Visiting Constable Hall in Lewis County

Summer is the time for road trips. On a recent road trip John and I visited Constable Hall in Constable Hall.  Constable Hall is one of the most historic places in Lewis County.  The Federal-style limestone house was built in the early 1800s.  Five generations of the
Constable family lived in the
house from 1819 to 1947.  The house was built at the behest of William Constable, Jr. but he never lived in the elegant 14-room manor home that was patterned after the Constable estate in Ireland.  During construction he was seriously injured when the 10-ton capstone for the front portico slipped. He died in 1821 but his wife, Mary, lived there until her death in 1887. A member of the Constable family resided in the home until 1947 when it was purchased by a local family who restored the house and were responsible for it becoming a museum which opened in 1949. 

Constable purchased 3.8 million acres (ten-percent of the state) in Northern New York for a mere eight cents an acre. He was one of many land speculators at the time.
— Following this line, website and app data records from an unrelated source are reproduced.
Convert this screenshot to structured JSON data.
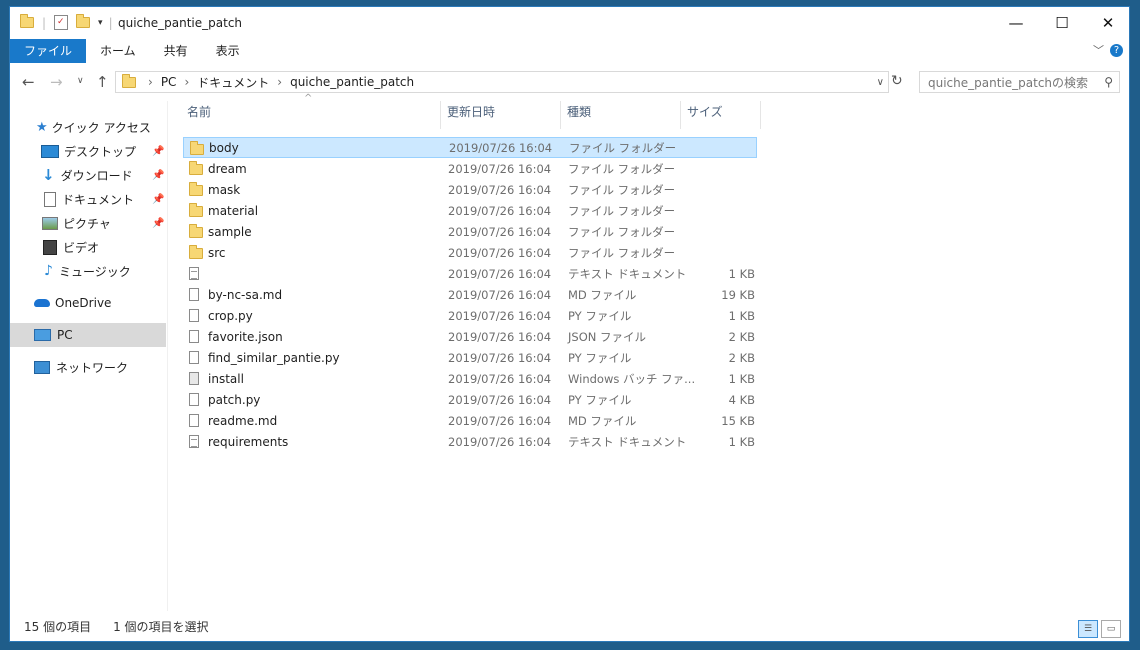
{
  "window": {
    "title": "quiche_pantie_patch",
    "minimize_glyph": "—",
    "maximize_glyph": "☐",
    "close_glyph": "✕"
  },
  "ribbon": {
    "tabs": [
      {
        "label": "ファイル"
      },
      {
        "label": "ホーム"
      },
      {
        "label": "共有"
      },
      {
        "label": "表示"
      }
    ],
    "expand_glyph": "﹀",
    "help_glyph": "?"
  },
  "nav": {
    "back_glyph": "←",
    "forward_glyph": "→",
    "recent_glyph": "∨",
    "up_glyph": "↑"
  },
  "address": {
    "segments": [
      "PC",
      "ドキュメント",
      "quiche_pantie_patch"
    ],
    "separator": "›",
    "refresh_glyph": "↻"
  },
  "search": {
    "placeholder": "quiche_pantie_patchの検索"
  },
  "sidebar": {
    "quick_access": "クイック アクセス",
    "items": [
      {
        "label": "デスクトップ",
        "pinned": true
      },
      {
        "label": "ダウンロード",
        "pinned": true
      },
      {
        "label": "ドキュメント",
        "pinned": true
      },
      {
        "label": "ピクチャ",
        "pinned": true
      },
      {
        "label": "ビデオ",
        "pinned": false
      },
      {
        "label": "ミュージック",
        "pinned": false
      }
    ],
    "onedrive": "OneDrive",
    "pc": "PC",
    "network": "ネットワーク"
  },
  "columns": {
    "name": "名前",
    "modified": "更新日時",
    "type": "種類",
    "size": "サイズ",
    "sort_glyph": "^"
  },
  "files": [
    {
      "name": "body",
      "date": "2019/07/26 16:04",
      "type": "ファイル フォルダー",
      "size": "",
      "kind": "folder",
      "selected": true
    },
    {
      "name": "dream",
      "date": "2019/07/26 16:04",
      "type": "ファイル フォルダー",
      "size": "",
      "kind": "folder"
    },
    {
      "name": "mask",
      "date": "2019/07/26 16:04",
      "type": "ファイル フォルダー",
      "size": "",
      "kind": "folder"
    },
    {
      "name": "material",
      "date": "2019/07/26 16:04",
      "type": "ファイル フォルダー",
      "size": "",
      "kind": "folder"
    },
    {
      "name": "sample",
      "date": "2019/07/26 16:04",
      "type": "ファイル フォルダー",
      "size": "",
      "kind": "folder"
    },
    {
      "name": "src",
      "date": "2019/07/26 16:04",
      "type": "ファイル フォルダー",
      "size": "",
      "kind": "folder"
    },
    {
      "name": "",
      "date": "2019/07/26 16:04",
      "type": "テキスト ドキュメント",
      "size": "1 KB",
      "kind": "text"
    },
    {
      "name": "by-nc-sa.md",
      "date": "2019/07/26 16:04",
      "type": "MD ファイル",
      "size": "19 KB",
      "kind": "file"
    },
    {
      "name": "crop.py",
      "date": "2019/07/26 16:04",
      "type": "PY ファイル",
      "size": "1 KB",
      "kind": "file"
    },
    {
      "name": "favorite.json",
      "date": "2019/07/26 16:04",
      "type": "JSON ファイル",
      "size": "2 KB",
      "kind": "file"
    },
    {
      "name": "find_similar_pantie.py",
      "date": "2019/07/26 16:04",
      "type": "PY ファイル",
      "size": "2 KB",
      "kind": "file"
    },
    {
      "name": "install",
      "date": "2019/07/26 16:04",
      "type": "Windows バッチ ファ...",
      "size": "1 KB",
      "kind": "bat"
    },
    {
      "name": "patch.py",
      "date": "2019/07/26 16:04",
      "type": "PY ファイル",
      "size": "4 KB",
      "kind": "file"
    },
    {
      "name": "readme.md",
      "date": "2019/07/26 16:04",
      "type": "MD ファイル",
      "size": "15 KB",
      "kind": "file"
    },
    {
      "name": "requirements",
      "date": "2019/07/26 16:04",
      "type": "テキスト ドキュメント",
      "size": "1 KB",
      "kind": "text"
    }
  ],
  "status": {
    "item_count": "15 個の項目",
    "selected": "1 個の項目を選択"
  },
  "colors": {
    "accent": "#1979ca",
    "selection_bg": "#cce8ff",
    "folder": "#f7d774"
  }
}
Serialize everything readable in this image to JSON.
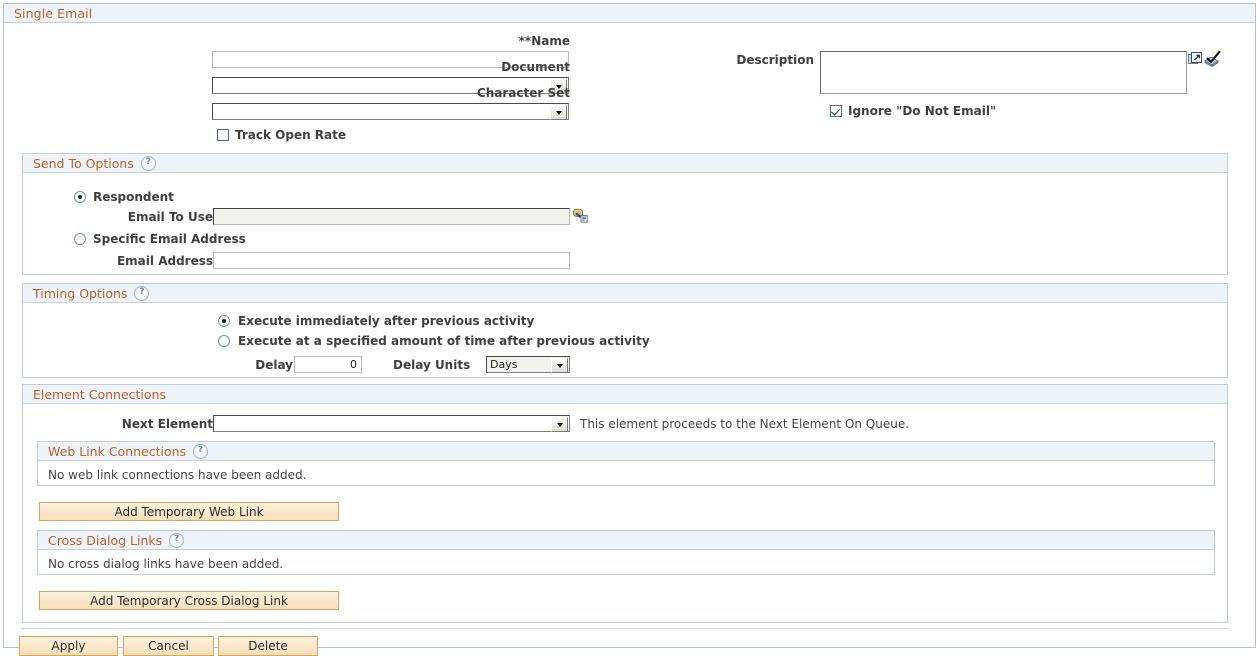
{
  "panel": {
    "title": "Single Email"
  },
  "top_form": {
    "name_label": "**Name",
    "name_value": "",
    "document_label": "Document",
    "document_value": "",
    "character_set_label": "Character Set",
    "character_set_value": "",
    "track_open_rate_label": "Track Open Rate",
    "track_open_rate_checked": false,
    "description_label": "Description",
    "description_value": "",
    "ignore_do_not_email_label": "Ignore \"Do Not Email\"",
    "ignore_do_not_email_checked": true,
    "expand_icon": "expand-popup-icon",
    "spellcheck_icon": "spell-check-icon"
  },
  "send_to_options": {
    "title": "Send To Options",
    "help_icon": "?",
    "respondent_label": "Respondent",
    "respondent_selected": true,
    "email_to_use_label": "Email To Use",
    "email_to_use_value": "",
    "email_to_use_picker_icon": "field-picker-icon",
    "specific_email_label": "Specific Email Address",
    "specific_email_selected": false,
    "email_address_label": "Email Address",
    "email_address_value": ""
  },
  "timing_options": {
    "title": "Timing Options",
    "help_icon": "?",
    "immediate_label": "Execute immediately after previous activity",
    "immediate_selected": true,
    "delayed_label": "Execute at a specified amount of time after previous activity",
    "delayed_selected": false,
    "delay_label": "Delay",
    "delay_value": "0",
    "delay_units_label": "Delay Units",
    "delay_units_value": "Days"
  },
  "element_connections": {
    "title": "Element Connections",
    "next_element_label": "Next Element",
    "next_element_value": "",
    "next_element_note": "This element proceeds to the Next Element On Queue.",
    "web_link": {
      "title": "Web Link Connections",
      "help_icon": "?",
      "empty_text": "No web link connections have been added.",
      "add_button": "Add Temporary Web Link"
    },
    "cross_dialog": {
      "title": "Cross Dialog Links",
      "help_icon": "?",
      "empty_text": "No cross dialog links have been added.",
      "add_button": "Add Temporary Cross Dialog Link"
    }
  },
  "footer": {
    "apply_label": "Apply",
    "cancel_label": "Cancel",
    "delete_label": "Delete"
  },
  "colors": {
    "header_text": "#c0622b",
    "header_bg": "#eef3f7",
    "button_border": "#d9a35c",
    "panel_border": "#b6c2cf"
  }
}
Lewis, Jefferson, St. Lawrence, and Franklin counties were formed from this massive tract of land plus parts of Herkimer and Oswego Counties. 

The house with 18-inch thick walls is approached from the rear which has two long attractive porches.  From the front there is an expansive view of the rolling countryside.  We saw many interesting features during our tour. (Pictures of the interior are not allowed.)  On top of the stairway’s newel post was a round decorative ceramic button.  Legend has it that these buttons were proof that the mortgage was paid off and the house had no liens on
it.  Another part of the legends says that the mortgage papers were put inside the newel.  This legend is viewed with skepticism by many.   Legend or fact, many older homes sport this unique item. Besides the mortgage button I loved the dumb waiter.  Usually they are in a closet but this one is in the floor of the kitchen.  It was easier for the Constables to bring things up from the cellar than it is for me today. Every house should have a dumb waiter. Near the kitchen is a small little chapel.  As is true to all historic house museums, there are many interesting and unique features including elegant period dresses in one of the bedrooms and a diorama of the estate as it was originally planned.  

The garden is lovely and enclosed by the original buckthorn hedge imported from Ireland.  The hedge protected the flowers from damage by animals. The garden is divided into four quadrants forming a St. Andrew’s cross pattern. Constable Hall is open several days a week for tours from May to October.  A great place for a day trip.  

We had packed a lunch so after finishing the tour we drove a short distance to Whetstone Gulf for a picnic by Whetstone Creek. The park is built around a three-mile gorge on the edge of the Tug Hill Plateau and has camping, swimming, and hiking trails. 

Heading home we drove by the Maple Ridge Wind Farm on Tug
Hill.  Impressive.  There was some controversy dealing with the constructions of 195 wind turbines but they help the environment and local economy. Land owners with turbines on their land receive a yearly stipend. There is talk of adding more wind turbines.